On the other hand, report from Trade and Development Board (2010) reveals that the present global financial crisis is one of the external factors affecting the macroeconomic policies of the African countries. The global financial crisis is triggered by the decline of the housing prices in the United States in the second quarter of 2007. The current crisis poses significant challenges on African countries because it has led to the significant reduction in the African economic growth. While many African countries have already formulated the Millennium Development Goals (MDGs) with target by the 2015, the current global financial crisis has jeopardized African MDGs target, and pose significant challenges to African macroeconomic policy formulation. Before the global financial crisis, conventional macroeconomic policies for African countries are the implementation of austerity measures. However, the current financial crisis has affected macroeconomic policy approach of the African countries. Since 2008, many African countries have been forced to implement high procyclical fiscal policy by cutting spending and increase taxation despite the unprecedented economic recession.
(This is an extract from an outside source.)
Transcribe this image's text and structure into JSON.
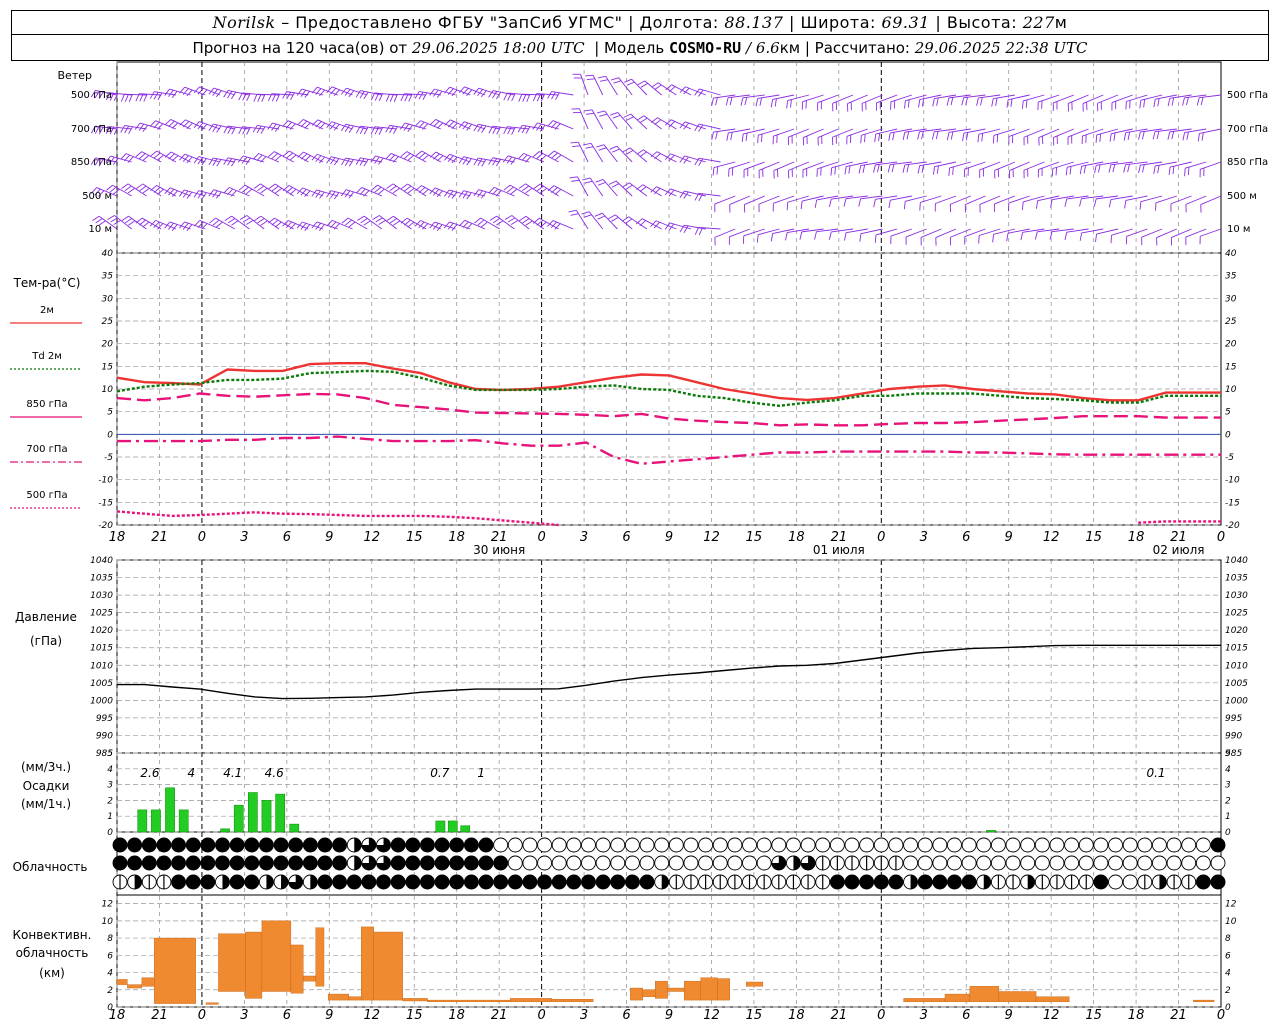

"Several African countries either felt the consequences of the crisis because of their close regional ties to economies suffering from the downturn or were particularly vulnerable due to an already precarious economic environment before the crisis." (Chauvin et al. 2011 P. 29).
On the other hand, Ndela and Nkala (2003) argue that that low level of human capital, weak administrative, legal and institutional framework have been the major domestic impacts affecting the effective formulation of macroeconomic policies in Africa. These factors coupled with the external shocks have resulted in the decline of the African term of trade, and fluctuation of the economic growth. Typically, issue such as economic growth has posed a greatest challenge to the African macroeconomic policies. For example, South Africa has experienced the decline in the economic growth in the last four decades.
"With growth falling from an average of 4.9% per annum for the period 1960 to 1975,
2.3% during the period 1976 to 1989, and to 1.3% during the 1990s. Gross domestic product (GDP) growth, averaged 2.6% a year from 1995 to the third quarter of 2001, while average annual real GDP growth was about 1.4% per annum between 1988 and 2002." (Ndela et al. 2003 P. 28).
Moreover, trade shock has contributed to the significant impact on the macroeconomic fluctuations. While trade shock is responsible to the poor performances in the development of the Sub-Saharan Africa countries, with large degree of openness, African countries are largely being affected by the external shocks. The external shocks have resulted in the fluctuation of the prices of primary commodities exported to other countries and capital goods imported from advanced countries.